As part of the latest round of investigation in Montgomery, Thurnes conducted interviews with Montgomery businessmen with relationships to Auburn University. Reached for comment by outkickthecoverage.com multiple individuals who spoke with Thurnes declined comment. Those interviews dealt with the NCAA's continuing probe of Cam Newton, but also focused on allegations levied on HBO's Real Sports by former Auburn player Stanley McClover. McClover told HBO that he'd been paid to play football for Auburn. The NCAA investigating McClover's claims is interesting because typically the NCAA statute of limitations on collegiate wrongdoing is four years. McClover last played at Auburn in January of 2006, but the NCAA reserves the right to expand the statute of limitations if there is a connection or pattern of wrongdoing.

Here's our original story on Stanley McClover

One allegation that Thurnes is reportedly looking into has to do with the suit Cam Newton wore to the Heisman Trophy ceremony.

One such individual, Thomas Buckelew, a tailor at Buckelew's Clothing for Men in Montgomery, Alabama, finds himself buffeted by allegations that he provided high-priced suits to Cam Newton at reduced costs. The very suits, you guessed it, that Newton wore at the Heisman ceremony. According to sources, Newton's suits, ties included, cost in excess of $4,000 each. NCAA investigator Jackie Thurnes was informed of this allegation, and the NCAA has spent time investigating its validity.

Since providing the suits at a reduced rate, if proven, would constitute an improper benefit and hence an NCAA violation, the NCAA has to take each allegation seriously. Indeed, last week Georgia Tech's 2009 ACC title was stripped for a mere $312 in improper clothing benefits.

When contacted by outkickthecoverage.com Buckelew admitted that he knew Newton and had worked with him but then said he'd "rather not get into it" and that he hasn't talked to anyone with the NCAA about his relationship with Newton. Buckelew also went on to say that he hopes the attention on him continues because it's been "good for business."

Maybe for him, but should these allegations turn out to be true and the NCAA keeps looking around and finds more violations at Auburn, it won't be very good for business at Auburn. 

Posted on: July 19, 2011 11:33 am
Edited on: July 19, 2011 11:50 am
 

NCAA to discuss COI decision on LSU today

Posted by Tom Fornelli

Yesterday LSU head coach Les Miles talked about how important it is to cooperate with the NCAA in any investigation, saying that it was "fundamental" and "necessary." Miles said that when asked about LSU's recent discussion with the NCAA regarding its relationship with Will Lyles. While that's a situation that likely won't be resolved for some time, LSU may find out shortly how cooperating with the NCAA can be beneficial to a program when it comes to possible penalties.

In 2010 LSU self-reported recruiting violations that took place in 2009 to the NCAA and had a hearing in front of the Committee on Infractions this past April.

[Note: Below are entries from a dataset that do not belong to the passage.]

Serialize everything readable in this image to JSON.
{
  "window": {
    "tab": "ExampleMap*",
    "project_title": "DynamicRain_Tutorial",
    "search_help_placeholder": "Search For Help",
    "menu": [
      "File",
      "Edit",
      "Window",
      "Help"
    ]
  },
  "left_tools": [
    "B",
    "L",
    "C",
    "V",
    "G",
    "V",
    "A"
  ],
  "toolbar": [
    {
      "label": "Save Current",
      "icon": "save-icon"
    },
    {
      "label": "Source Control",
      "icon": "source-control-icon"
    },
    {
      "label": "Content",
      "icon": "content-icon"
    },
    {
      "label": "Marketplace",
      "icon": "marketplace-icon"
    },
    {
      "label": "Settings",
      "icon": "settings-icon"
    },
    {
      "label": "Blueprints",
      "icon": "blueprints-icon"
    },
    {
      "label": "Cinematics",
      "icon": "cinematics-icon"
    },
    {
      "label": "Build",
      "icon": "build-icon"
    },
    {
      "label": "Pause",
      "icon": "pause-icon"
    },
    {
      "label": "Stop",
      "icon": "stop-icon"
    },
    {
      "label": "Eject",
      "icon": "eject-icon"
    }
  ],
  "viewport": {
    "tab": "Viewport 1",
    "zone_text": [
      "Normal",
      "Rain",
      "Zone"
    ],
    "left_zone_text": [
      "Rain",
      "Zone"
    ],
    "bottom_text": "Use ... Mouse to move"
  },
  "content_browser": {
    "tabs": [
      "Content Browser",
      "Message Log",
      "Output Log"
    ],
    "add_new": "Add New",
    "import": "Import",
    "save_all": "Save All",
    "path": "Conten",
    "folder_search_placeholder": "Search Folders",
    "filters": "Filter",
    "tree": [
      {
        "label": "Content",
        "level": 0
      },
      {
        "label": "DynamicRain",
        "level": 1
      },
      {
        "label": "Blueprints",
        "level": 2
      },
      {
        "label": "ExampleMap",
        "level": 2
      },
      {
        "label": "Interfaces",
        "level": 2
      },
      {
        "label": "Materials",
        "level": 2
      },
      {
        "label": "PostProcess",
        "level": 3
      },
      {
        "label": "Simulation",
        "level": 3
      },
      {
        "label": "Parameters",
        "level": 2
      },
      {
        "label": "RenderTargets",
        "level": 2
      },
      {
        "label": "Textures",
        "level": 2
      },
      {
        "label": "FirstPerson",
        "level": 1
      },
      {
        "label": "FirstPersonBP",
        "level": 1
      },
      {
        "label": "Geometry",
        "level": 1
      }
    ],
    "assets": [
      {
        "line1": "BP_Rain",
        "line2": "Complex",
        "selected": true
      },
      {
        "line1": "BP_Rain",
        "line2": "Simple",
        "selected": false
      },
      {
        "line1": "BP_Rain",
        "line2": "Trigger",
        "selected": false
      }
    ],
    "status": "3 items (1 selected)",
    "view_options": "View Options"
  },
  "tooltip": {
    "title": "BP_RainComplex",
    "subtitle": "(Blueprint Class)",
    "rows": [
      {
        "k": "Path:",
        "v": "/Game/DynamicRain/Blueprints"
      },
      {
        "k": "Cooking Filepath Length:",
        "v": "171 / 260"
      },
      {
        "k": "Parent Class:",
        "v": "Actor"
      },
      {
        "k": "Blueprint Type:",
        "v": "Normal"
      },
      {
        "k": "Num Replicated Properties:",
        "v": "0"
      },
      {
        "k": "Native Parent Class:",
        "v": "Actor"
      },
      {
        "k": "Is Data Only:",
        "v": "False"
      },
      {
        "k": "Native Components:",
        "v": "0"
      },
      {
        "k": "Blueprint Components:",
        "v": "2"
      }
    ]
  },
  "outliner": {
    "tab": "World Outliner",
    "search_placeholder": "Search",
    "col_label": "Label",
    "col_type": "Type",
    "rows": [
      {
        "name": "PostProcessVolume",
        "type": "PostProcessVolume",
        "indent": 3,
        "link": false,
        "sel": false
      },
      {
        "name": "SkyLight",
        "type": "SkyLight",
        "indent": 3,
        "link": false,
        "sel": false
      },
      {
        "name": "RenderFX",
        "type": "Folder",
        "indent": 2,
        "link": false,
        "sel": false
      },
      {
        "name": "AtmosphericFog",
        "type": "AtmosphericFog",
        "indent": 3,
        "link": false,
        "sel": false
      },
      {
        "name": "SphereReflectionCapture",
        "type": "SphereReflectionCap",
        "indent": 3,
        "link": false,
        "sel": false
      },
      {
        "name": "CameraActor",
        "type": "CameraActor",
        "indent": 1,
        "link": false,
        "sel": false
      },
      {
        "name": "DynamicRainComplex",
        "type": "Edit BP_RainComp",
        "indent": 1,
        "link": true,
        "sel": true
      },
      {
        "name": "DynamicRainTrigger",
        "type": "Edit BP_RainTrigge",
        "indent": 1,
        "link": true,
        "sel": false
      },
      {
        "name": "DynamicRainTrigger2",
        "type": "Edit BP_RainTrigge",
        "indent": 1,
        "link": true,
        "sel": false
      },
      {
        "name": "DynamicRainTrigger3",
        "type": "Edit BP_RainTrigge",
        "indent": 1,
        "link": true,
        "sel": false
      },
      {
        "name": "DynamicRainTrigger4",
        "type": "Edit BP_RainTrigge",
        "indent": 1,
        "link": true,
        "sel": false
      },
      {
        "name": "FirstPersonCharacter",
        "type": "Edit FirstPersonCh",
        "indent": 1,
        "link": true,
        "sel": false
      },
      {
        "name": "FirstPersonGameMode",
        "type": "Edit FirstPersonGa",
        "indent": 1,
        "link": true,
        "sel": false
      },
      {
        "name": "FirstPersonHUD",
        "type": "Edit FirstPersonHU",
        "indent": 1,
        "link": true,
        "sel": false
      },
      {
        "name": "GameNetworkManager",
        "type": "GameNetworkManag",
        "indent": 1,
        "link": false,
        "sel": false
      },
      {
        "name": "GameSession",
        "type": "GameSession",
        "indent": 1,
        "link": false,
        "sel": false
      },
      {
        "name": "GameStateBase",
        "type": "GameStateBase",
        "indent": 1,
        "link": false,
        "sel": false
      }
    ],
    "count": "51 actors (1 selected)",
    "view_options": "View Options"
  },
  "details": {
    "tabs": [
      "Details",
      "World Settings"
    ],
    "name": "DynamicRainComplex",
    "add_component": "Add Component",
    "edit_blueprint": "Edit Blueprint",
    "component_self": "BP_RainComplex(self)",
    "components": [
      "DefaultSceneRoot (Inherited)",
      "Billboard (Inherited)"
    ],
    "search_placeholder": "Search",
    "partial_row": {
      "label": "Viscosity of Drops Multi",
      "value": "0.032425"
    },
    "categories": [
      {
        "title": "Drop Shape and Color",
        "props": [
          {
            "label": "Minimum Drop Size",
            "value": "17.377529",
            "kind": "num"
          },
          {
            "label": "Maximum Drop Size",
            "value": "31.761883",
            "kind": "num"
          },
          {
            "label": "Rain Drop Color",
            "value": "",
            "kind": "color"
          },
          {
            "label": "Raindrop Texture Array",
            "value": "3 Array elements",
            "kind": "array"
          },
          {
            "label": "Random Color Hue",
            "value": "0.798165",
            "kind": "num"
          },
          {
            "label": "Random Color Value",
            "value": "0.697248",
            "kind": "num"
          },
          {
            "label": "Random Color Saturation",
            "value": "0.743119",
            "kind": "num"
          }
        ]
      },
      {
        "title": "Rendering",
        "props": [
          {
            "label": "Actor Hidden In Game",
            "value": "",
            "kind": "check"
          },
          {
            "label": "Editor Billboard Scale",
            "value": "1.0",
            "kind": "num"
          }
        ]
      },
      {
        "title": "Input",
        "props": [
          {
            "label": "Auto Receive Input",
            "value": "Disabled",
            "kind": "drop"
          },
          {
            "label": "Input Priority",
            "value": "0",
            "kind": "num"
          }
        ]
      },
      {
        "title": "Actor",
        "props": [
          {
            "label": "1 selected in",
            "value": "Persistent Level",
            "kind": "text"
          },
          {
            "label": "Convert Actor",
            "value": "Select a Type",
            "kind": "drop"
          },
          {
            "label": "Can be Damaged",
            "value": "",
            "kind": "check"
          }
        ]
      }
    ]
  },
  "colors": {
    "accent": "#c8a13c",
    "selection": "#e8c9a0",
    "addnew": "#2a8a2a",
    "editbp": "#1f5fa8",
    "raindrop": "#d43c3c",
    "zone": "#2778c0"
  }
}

Now, according to a tweet from Yahoo's Charles Robinson, the NCAA has a conference call this afternoon to discuss the committee's decision in regards to LSU's case.



The violations LSU reported stem from the recruitment of former defensive tackle signee Akiem Hicks and former assistant coach D.J. McCarthy.  LSU found that McCarthy's recruitment of Hicks included improper phone contact, transportation and housing. Hicks never attended LSU and McCarthy was relieved of his duties after the violations were found. LSU also self-imposed recruiting sanctions on the program by docking two scholarships in its 2011 recruiting class along with its 2012 class.

Whether the NCAA will impose any further sanctions against LSU, well, we'll find out soon enough it seems. Though since LSU self-reported the issue, imposed its own sanctions and cooperated with the NCAA, I wouldn't expect any possible further punishment to be too severe.
 
 
 
 
The views expressed in this blog are solely those of the author and do not reflect the views of CBS Sports or CBSSports.com